• _What you have to do_
In the entries below, find every line holding the string "shield" and collect it.

[Dataset rows describing interfaces]

========

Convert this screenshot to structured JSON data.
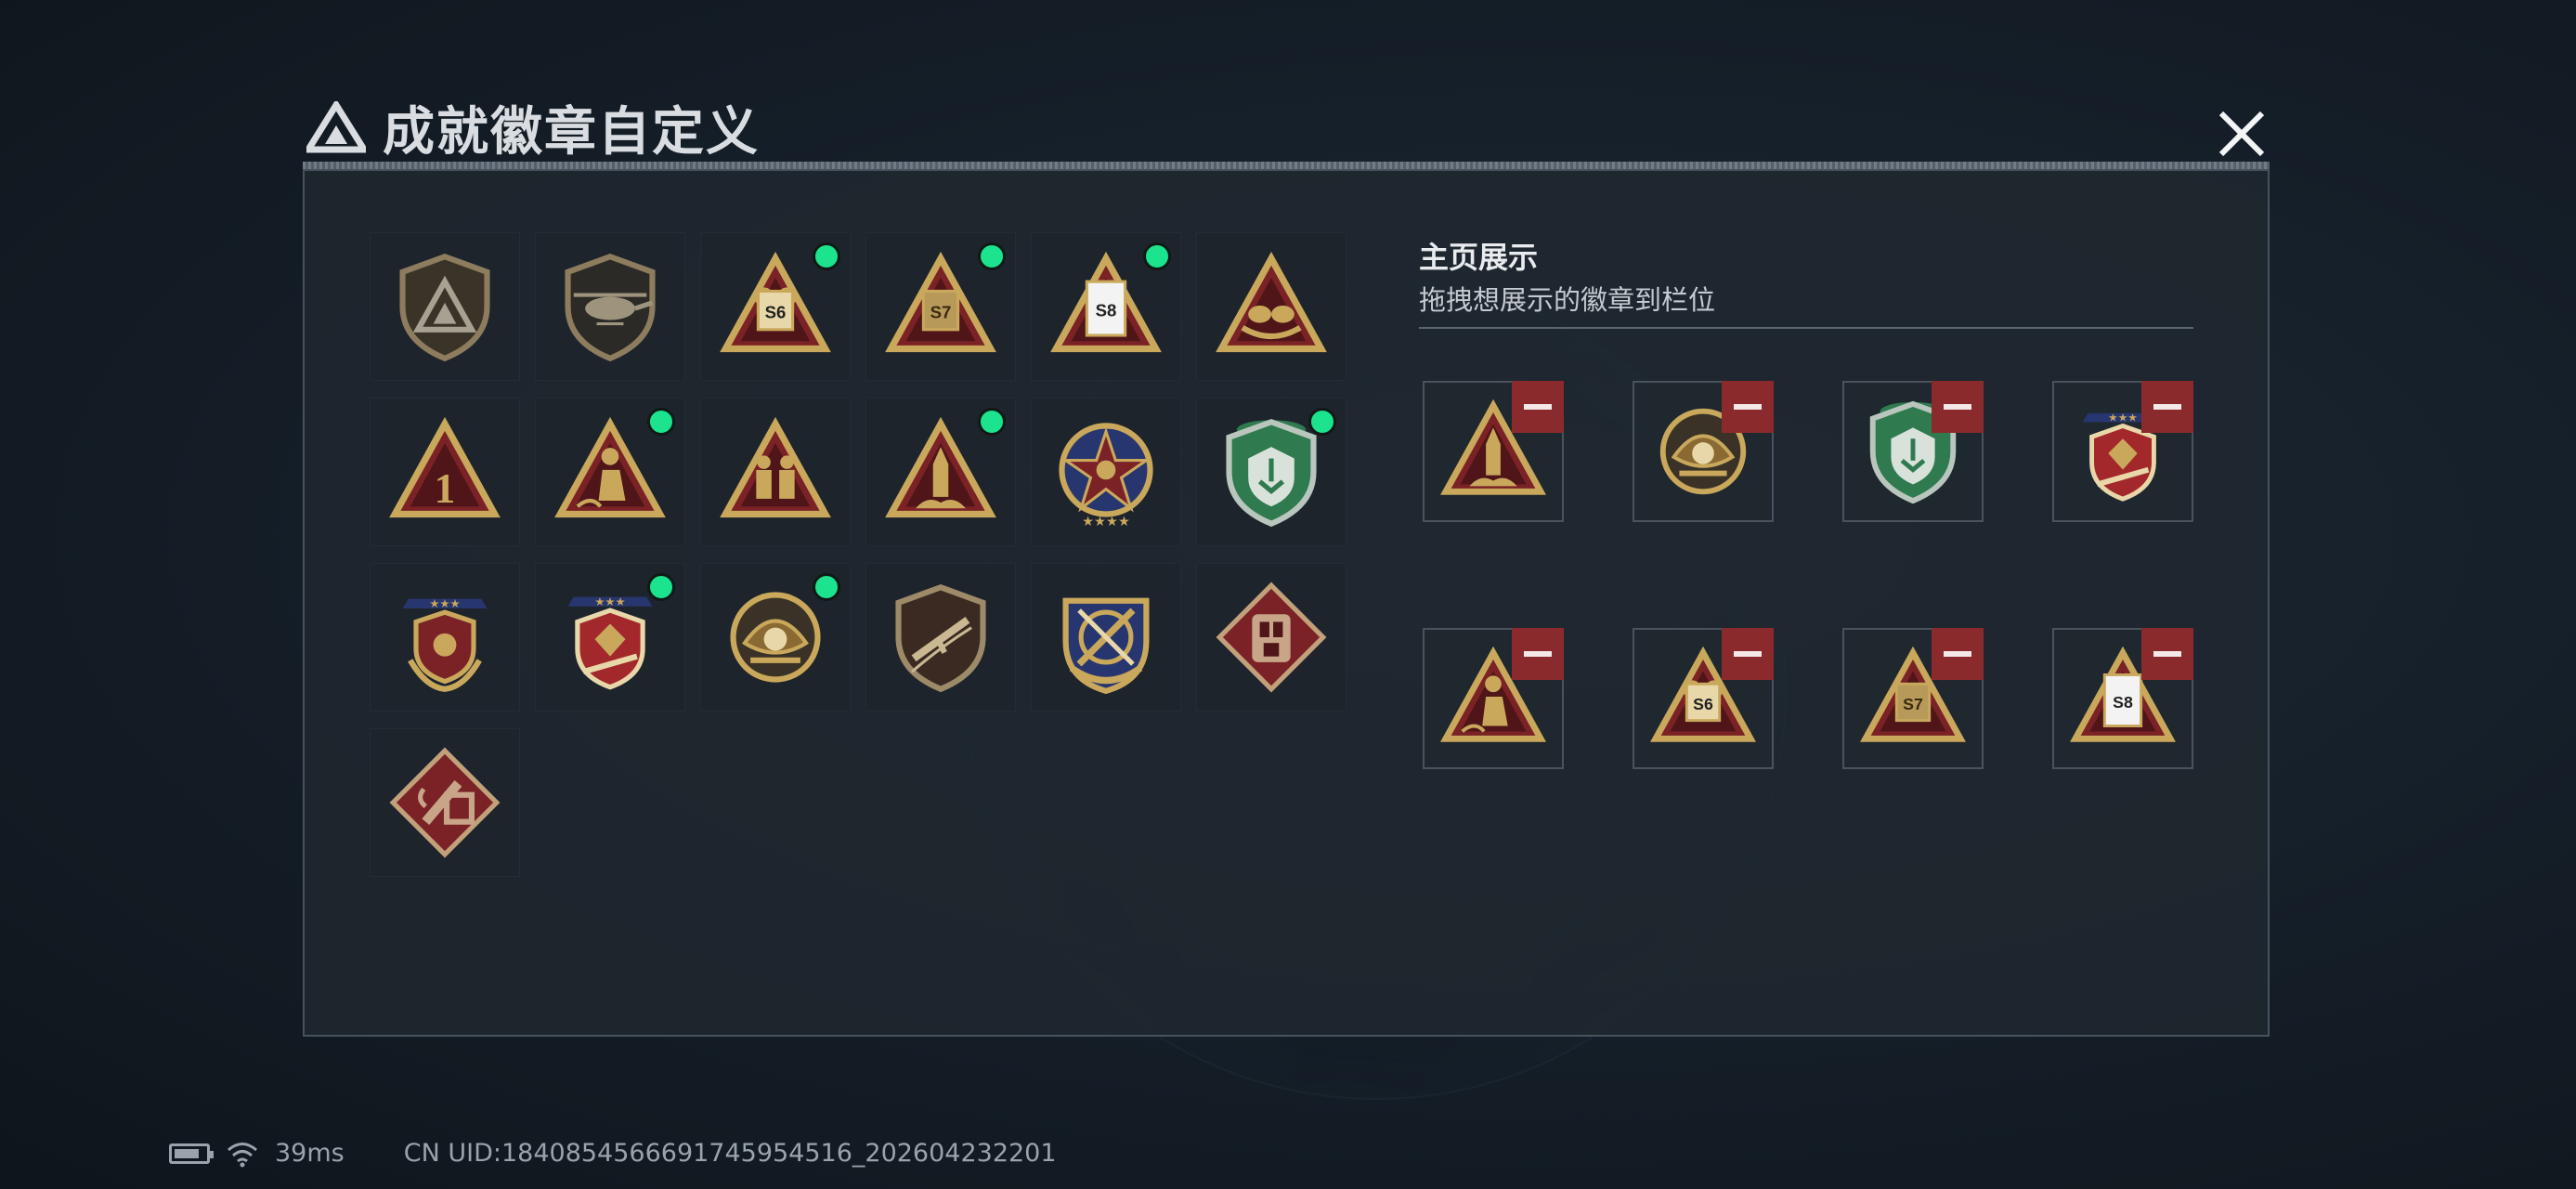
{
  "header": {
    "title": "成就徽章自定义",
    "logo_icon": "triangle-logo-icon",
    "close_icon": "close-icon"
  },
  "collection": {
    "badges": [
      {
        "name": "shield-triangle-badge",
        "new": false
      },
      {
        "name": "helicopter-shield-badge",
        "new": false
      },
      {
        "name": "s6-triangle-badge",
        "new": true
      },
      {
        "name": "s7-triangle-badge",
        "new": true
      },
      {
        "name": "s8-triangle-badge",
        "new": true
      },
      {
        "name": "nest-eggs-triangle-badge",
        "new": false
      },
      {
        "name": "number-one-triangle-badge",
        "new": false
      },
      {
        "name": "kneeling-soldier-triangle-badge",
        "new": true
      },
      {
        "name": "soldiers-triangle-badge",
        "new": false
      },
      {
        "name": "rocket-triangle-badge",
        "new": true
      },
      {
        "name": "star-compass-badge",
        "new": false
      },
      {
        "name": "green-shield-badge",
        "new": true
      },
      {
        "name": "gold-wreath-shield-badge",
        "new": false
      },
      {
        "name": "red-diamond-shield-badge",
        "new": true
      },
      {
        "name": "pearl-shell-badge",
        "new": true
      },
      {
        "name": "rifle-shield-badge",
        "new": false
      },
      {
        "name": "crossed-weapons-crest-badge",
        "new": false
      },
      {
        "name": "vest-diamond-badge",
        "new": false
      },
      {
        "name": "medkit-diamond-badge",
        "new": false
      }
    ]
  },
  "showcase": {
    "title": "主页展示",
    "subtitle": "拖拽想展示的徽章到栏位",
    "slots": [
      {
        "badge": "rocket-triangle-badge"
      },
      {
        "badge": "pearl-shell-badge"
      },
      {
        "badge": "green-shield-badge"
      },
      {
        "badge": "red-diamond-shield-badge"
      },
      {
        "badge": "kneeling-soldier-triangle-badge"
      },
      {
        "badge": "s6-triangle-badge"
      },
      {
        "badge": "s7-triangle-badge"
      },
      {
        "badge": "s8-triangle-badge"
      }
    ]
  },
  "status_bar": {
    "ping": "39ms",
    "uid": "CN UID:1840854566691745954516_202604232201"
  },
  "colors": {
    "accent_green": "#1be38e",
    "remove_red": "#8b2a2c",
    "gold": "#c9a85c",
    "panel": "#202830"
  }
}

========

• _The answer_
        "name": "shield-triangle-badge",
        "name": "helicopter-shield-badge",
        "name": "green-shield-badge",
        "name": "gold-wreath-shield-badge",
        "name": "red-diamond-shield-badge",
        "name": "rifle-shield-badge",
        "badge": "green-shield-badge"
        "badge": "red-diamond-shield-badge"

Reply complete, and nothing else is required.